Every entry below is to be copied exactly as written.

> **AVAILABLE DATA**:
+ + + + +
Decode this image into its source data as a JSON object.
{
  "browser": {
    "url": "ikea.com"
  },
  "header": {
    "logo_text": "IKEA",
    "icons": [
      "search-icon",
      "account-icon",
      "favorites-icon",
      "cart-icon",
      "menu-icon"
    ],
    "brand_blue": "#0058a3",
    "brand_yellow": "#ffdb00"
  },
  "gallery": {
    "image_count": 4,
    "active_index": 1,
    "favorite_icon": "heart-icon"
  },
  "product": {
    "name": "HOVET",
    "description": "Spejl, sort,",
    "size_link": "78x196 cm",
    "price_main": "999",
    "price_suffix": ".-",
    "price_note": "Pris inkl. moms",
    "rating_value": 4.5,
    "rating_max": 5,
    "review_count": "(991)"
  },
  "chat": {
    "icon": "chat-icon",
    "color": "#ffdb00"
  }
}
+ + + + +
> **SOLUTION TO THIS EXERCISE**:
Decode this image into its source data as a JSON object.
{
  "browser": {
    "url": "ikea.com"
  },
  "header": {
    "logo_text": "IKEA",
    "icons": [
      "search-icon",
      "account-icon",
      "favorites-icon",
      "cart-icon",
      "menu-icon"
    ],
    "brand_blue": "#0058a3",
    "brand_yellow": "#ffdb00"
  },
  "gallery": {
    "image_count": 4,
    "active_index": 1,
    "favorite_icon": "heart-icon"
  },
  "product": {
    "name": "HOVET",
    "description": "Spejl, sort,",
    "size_link": "78x196 cm",
    "price_main": "999",
    "price_suffix": ".-",
    "price_note": "Pris inkl. moms",
    "rating_value": 4.5,
    "rating_max": 5,
    "review_count": "(991)"
  },
  "chat": {
    "icon": "chat-icon",
    "color": "#ffdb00"
  }
}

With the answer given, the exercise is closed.